To review the distinctions between a DO and an MD, the Las Cruces Sun-News,part of the USA TODAY Network, spoke with physician Bill Pieratt, dean and chief academic officer at the Burrell College of Osteopathic Medicine in Las Cruces, N.M.
This conversation has been edited for brevity and clarity.
What is the distinction between a DO and an MD?
Bill Pieratt: It really is a different philosophy of healing. Osteopathic medicine focuses on wellness and the body’s ability to kind of self-regulate, self-heal and achieve that equilibrium. It does that through osteopathic manipulation techniques (OMT) to identify any sort of dysfunction and restore function, alignment, balance and so forth.
Those techniques may be different types of musculoskeletal manipulations or adjustments. There are also muscular stretches and counter-stretches. There are soft-tissue techniques that augment lymphatic flow.
We use the same techniques as allopathic medicine and then add these osteopathic principles and techniques.
On the allopathic side, there has been a more contemporary approach to come alongside the osteopathic philosophy of taking a more holistic approach and facilitating wellness, not simply limiting practice to the treatment of disease.
What is ‘allopathic’ medicine?
Pieratt: Allopathic medicine is just the term used for what is considered the more traditional Western medical training (leading to an MD degree).
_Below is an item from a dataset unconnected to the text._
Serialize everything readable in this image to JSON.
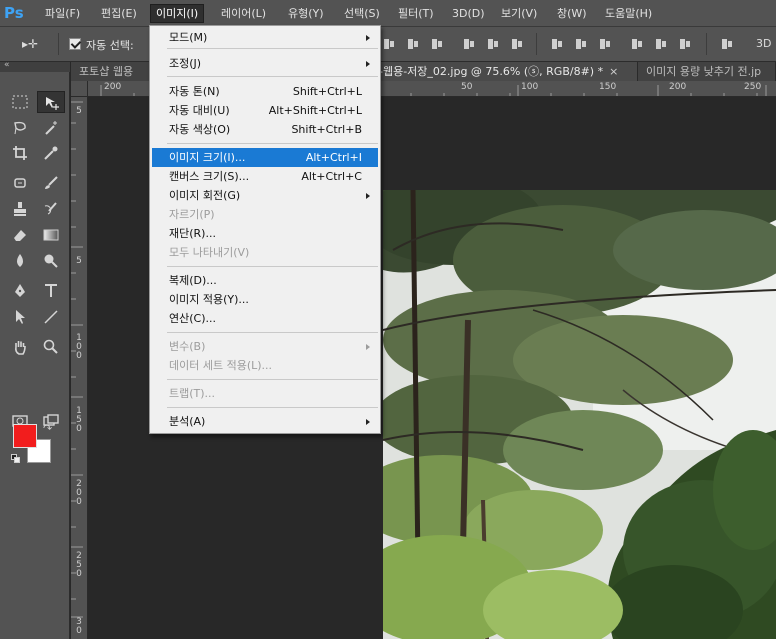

Is there a tension between these approaches?
Pieratt: If you go back probably